The Russia-Ukraine Conflict and How It Spirals Out of Control


Liam Tenenbaum, Staff Writer

With the recent entry of Russian forces into Ukrainian territory, tensions have been at an all-time high. Members of NATO (North Atlantic Treaty Organization) have spoken out against the Russian government, and the two opposing sides have readied themselves for the possibility of conflict in the near future. With the recent violence taking place, many wonder if a potential world war is in the conversation. 

The buildup of Russian forces outside of Ukraine has been occurring for several years now. The first Ukrainian territory annexed by Russia was Crimea, about eight years ago. Over the past months, the threat of invasion has become more and more imminent, as forces surrounded Ukraine’s borders from both Russia and Belarus. As of February 24th, that threat turned into a reality. Russian troops entered Ukraine, swiftly moving through its territory. Bombs were fired in Ukraine’s capital city of Kyiv, as well as in other major cities, causing an alarming number of casualties. Russian President Vladimir Putin has proven himself to be the aggressor in the conflict, stating that any country that tries to oppose Russian forces would face penalties “so severe that no foreign nations have ever experienced it before.”

Meanwhile, the other side of the conflict has taken the diplomatic approach. Members of NATO criticized the Russian government while sending aid to Ukraine. Recently, the United States and the United Kingdom both announced major economic sanctions designed to severely hurt the Russian economy. President Joe Biden has also decided to move US troops to the allied nations of Germany and Poland.

A current issue of the situation is that Ukraine is not a member of NATO. The fundamental principle of the NATO alliance is that if any member were to fall victim to invasion, the other members would go and help them. Because Ukraine is not a member, help in the fight against Russia has mostly been in the form of supply shipments rather than military power to fend the attackers off. Ironically, the main reason Ukraine didn’t join NATO was that Russia wanted to limit NATO’s eastern spread.

So how would a possible world war evolve from the current situation? I see two major possibilities that would lead towards a greater global conflict. While nothing is guaranteed, it’s best that we stay updated and ready for any changes in the future.

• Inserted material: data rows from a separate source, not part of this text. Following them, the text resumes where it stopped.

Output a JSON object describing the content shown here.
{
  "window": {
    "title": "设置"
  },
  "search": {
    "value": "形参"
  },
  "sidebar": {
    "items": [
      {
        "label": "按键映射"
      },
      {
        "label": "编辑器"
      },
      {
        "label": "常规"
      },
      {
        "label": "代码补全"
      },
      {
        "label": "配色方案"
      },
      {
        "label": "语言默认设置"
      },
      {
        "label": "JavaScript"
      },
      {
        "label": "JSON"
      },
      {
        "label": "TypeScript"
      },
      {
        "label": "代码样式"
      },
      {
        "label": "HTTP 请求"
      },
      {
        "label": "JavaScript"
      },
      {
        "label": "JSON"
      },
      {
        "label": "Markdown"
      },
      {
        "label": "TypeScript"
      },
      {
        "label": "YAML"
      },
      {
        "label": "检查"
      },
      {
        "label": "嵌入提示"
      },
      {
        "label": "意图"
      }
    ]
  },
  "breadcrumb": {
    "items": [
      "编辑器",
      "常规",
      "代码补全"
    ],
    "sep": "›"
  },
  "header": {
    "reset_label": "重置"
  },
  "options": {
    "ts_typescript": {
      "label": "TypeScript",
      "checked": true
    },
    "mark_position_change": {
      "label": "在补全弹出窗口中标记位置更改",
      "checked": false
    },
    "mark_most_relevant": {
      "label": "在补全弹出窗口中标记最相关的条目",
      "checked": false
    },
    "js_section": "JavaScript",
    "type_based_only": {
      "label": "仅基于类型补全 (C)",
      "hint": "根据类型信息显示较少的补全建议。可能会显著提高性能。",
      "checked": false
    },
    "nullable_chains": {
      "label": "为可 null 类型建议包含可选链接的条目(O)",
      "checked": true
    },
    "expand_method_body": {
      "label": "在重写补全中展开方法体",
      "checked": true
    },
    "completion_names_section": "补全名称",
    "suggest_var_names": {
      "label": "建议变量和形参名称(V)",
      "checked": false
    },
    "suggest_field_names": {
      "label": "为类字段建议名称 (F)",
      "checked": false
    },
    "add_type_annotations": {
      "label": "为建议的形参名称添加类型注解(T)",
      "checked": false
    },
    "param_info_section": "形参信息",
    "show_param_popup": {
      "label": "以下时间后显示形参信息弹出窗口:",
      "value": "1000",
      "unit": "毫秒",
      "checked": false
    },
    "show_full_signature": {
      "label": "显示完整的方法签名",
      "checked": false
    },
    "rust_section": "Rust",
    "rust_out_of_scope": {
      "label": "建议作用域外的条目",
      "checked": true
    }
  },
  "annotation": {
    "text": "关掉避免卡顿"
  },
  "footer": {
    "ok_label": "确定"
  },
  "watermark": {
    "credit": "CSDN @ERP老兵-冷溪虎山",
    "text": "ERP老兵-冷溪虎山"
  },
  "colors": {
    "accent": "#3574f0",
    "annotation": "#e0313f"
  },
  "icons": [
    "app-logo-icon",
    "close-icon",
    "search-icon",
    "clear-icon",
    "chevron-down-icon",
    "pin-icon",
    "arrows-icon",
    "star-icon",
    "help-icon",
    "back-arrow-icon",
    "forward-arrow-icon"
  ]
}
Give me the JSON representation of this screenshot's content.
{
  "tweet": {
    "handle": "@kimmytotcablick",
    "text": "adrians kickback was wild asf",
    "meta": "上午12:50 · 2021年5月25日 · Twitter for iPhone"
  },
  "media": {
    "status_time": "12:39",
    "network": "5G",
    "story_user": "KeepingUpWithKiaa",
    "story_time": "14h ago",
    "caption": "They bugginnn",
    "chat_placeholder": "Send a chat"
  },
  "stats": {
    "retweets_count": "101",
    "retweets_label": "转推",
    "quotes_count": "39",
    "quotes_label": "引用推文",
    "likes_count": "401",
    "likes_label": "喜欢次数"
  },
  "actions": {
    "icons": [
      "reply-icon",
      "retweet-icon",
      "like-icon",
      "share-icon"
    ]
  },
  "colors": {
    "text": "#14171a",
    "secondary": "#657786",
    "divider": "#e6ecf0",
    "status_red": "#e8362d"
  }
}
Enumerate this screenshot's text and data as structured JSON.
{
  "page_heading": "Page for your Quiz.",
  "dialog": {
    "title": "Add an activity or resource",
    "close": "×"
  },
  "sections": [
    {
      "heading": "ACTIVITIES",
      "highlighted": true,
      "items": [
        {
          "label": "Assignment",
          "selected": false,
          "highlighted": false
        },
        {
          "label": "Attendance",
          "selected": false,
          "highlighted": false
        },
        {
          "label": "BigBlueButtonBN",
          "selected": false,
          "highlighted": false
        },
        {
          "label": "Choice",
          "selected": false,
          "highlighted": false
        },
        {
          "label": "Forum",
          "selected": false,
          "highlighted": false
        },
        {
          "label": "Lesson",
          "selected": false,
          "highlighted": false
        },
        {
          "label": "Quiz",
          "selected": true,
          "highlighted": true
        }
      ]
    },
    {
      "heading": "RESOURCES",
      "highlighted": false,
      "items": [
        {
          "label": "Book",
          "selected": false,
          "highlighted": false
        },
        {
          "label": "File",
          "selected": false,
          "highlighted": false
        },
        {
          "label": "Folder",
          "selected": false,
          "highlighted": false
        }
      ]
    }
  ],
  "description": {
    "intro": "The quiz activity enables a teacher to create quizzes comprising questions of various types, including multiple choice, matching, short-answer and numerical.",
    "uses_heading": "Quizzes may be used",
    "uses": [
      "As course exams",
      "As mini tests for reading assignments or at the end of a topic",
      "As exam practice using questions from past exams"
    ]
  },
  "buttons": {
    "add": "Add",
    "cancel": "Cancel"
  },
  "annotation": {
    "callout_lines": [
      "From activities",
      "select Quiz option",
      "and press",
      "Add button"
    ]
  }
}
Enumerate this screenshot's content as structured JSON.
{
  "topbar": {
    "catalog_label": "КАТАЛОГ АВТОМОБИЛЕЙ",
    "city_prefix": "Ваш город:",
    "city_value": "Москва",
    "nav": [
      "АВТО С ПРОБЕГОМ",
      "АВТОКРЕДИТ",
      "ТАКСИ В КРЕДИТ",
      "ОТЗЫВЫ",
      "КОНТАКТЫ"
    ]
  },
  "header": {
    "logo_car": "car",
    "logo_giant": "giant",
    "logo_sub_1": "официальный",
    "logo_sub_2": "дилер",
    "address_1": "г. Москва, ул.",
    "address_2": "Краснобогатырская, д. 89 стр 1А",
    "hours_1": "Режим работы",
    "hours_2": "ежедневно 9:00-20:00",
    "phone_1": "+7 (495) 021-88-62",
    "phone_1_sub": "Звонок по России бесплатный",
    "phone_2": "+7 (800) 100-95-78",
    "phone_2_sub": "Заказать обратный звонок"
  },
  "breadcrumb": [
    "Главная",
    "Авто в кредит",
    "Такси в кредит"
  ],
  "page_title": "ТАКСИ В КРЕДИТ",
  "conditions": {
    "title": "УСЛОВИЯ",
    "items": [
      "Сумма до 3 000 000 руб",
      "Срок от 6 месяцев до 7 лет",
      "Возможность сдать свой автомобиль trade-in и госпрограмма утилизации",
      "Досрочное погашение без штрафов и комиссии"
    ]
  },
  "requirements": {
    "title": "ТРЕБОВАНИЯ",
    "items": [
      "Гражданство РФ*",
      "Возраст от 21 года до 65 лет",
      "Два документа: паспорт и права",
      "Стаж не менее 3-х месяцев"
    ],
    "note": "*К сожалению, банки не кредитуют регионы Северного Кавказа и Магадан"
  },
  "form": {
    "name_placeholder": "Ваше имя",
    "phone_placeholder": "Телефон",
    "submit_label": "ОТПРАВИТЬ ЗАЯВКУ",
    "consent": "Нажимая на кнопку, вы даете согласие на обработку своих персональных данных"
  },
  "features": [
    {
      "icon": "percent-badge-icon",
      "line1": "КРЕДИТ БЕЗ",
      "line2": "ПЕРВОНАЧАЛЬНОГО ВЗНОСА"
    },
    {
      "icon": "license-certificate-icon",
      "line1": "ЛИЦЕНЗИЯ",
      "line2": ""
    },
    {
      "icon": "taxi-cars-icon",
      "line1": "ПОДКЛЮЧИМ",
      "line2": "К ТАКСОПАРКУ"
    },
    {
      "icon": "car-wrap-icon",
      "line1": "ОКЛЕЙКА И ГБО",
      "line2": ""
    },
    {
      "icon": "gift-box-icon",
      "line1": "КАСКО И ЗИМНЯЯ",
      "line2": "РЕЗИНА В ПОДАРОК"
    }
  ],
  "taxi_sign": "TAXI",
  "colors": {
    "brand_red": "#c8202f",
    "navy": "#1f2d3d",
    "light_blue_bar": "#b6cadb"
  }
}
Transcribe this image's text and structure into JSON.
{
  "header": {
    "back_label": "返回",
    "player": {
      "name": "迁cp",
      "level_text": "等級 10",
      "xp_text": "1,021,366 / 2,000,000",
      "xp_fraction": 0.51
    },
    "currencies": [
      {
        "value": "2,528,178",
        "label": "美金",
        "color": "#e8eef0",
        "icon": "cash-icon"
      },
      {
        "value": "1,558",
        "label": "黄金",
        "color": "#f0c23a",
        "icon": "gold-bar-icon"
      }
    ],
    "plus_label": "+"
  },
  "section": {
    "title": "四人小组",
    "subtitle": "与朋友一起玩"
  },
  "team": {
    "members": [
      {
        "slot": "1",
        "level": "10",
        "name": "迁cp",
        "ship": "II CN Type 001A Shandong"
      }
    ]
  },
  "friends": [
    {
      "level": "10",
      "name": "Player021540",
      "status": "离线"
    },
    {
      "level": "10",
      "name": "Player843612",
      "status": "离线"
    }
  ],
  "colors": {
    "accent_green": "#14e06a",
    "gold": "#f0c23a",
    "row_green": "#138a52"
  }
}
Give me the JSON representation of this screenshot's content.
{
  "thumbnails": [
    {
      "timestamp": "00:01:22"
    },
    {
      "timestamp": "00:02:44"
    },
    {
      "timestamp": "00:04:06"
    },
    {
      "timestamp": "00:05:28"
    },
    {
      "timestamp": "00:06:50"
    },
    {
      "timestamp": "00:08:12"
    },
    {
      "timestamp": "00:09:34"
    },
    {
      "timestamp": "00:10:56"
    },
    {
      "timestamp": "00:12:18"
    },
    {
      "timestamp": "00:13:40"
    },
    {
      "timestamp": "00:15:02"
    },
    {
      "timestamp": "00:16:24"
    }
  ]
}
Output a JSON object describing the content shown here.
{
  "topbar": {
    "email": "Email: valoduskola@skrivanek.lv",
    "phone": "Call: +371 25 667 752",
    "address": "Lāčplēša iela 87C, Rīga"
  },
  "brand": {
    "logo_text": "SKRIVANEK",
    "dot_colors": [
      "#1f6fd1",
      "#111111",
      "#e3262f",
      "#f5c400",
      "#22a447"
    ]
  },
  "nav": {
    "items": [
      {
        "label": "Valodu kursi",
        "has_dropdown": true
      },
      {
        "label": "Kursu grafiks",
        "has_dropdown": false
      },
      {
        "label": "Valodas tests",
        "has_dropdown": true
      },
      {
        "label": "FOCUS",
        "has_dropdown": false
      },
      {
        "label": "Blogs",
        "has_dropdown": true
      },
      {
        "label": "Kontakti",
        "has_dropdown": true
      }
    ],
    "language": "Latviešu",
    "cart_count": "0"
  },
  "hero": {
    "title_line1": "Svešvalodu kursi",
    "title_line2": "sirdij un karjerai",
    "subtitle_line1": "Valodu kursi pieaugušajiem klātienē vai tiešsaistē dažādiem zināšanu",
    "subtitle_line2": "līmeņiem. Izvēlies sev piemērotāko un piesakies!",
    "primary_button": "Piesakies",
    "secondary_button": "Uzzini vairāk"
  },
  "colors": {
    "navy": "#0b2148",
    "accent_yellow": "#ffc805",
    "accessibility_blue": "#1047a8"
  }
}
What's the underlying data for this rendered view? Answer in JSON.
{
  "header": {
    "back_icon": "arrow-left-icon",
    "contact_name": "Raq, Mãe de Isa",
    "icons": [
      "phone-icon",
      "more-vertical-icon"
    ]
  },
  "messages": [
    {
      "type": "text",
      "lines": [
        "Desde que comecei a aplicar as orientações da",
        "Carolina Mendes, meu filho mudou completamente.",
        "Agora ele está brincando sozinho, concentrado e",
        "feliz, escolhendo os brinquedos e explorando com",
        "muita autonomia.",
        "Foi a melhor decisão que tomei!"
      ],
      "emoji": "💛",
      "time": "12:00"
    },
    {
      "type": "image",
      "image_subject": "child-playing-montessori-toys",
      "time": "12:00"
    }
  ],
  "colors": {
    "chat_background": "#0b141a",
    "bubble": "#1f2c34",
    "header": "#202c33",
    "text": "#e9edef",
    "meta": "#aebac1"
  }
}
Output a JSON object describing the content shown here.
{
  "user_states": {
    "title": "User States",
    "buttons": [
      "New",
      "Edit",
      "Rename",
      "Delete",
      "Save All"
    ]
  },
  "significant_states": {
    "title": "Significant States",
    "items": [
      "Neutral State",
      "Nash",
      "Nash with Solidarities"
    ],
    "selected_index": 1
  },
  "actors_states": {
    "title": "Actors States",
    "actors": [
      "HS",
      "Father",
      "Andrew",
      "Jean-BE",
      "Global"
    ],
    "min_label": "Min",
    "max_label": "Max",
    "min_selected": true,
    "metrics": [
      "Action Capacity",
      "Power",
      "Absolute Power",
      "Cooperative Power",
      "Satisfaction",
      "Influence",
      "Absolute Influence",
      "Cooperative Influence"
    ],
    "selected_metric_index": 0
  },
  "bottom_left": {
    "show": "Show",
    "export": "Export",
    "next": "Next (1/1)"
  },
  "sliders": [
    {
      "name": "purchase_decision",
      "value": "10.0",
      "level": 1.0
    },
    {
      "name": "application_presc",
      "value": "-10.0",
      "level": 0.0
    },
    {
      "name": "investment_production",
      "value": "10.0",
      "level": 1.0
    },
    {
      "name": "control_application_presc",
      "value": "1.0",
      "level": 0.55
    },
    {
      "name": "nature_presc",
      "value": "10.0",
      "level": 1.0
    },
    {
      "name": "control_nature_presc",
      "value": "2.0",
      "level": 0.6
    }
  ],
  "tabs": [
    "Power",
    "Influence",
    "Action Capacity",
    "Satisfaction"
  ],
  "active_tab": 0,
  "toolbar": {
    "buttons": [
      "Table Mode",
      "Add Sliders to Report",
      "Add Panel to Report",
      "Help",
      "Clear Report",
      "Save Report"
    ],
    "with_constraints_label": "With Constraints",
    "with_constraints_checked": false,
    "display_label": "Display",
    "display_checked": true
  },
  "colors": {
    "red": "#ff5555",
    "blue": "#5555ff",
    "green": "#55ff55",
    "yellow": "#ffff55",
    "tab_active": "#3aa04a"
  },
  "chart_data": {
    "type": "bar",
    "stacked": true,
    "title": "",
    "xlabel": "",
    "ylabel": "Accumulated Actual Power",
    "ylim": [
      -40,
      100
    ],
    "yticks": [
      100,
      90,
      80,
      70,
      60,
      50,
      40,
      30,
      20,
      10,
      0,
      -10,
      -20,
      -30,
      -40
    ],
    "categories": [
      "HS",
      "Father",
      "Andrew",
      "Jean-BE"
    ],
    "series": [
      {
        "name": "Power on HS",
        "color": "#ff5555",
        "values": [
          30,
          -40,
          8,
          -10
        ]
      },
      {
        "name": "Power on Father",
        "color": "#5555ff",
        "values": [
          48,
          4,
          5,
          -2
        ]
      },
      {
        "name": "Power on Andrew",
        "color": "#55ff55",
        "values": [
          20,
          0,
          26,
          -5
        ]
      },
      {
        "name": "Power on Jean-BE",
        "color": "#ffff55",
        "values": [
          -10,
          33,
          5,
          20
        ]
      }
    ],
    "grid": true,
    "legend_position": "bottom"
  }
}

Scenario One: Russian Force Overload

Although the Russian invasion of Ukraine has been aggressive, the true motives of Putin have not been revealed. What he hopes to accomplish is unknown, leading to many different directions that Russia can follow. In this scenario, Russia would continue to search for territory beyond Ukraine by invading other countries, causing necessary intervention from the rest of the world. This could involve any of the Baltic countries (Lithuania, Latvia, Estonia), the South Caucasus Region (Georgia, Armenia, Azerbaijan), or other territories that could fall victim to Putin’s hungry search for power. Another possibility for this scenario would be the diplomatic annexation of countries into Russia. Some countries like Kazakhstan, Kyrgyzstan, and Belarus (many former parts of the U.S.S.R.) have shown full support towards Russia’s invasion. Joining Russia as a unified state is a far stretch, but the last few weeks have revealed that anything is possible.


Scenario Two: Inspired Conflict

This scenario revolves around the idea of conflict sprouting in other areas of the world as a result of the invasion of Ukraine. As of late, many regions around the world have been in conflict, many of which were dangerously close to combat. This could include international conflicts between nations such as Taiwan and China, India and Pakistan, and more. Further war could also stem from domestic-based conflicts such as the conflict between Israel and Palestine, or even the wave of civil war/civil unrest plaguing Africa (Nigeria, Somalia, D.R. Congo, Ethiopia, etc.) and the Middle East (Yemen, Syria, Iraq, etc.). If smaller conflicts evolve into larger conflicts as we saw in Ukraine, there is potential for greater global violence.


While the idea of a larger-scale war in the world is theoretical, it is not impossible, and we must all stay safe and aware of what is happening around the world.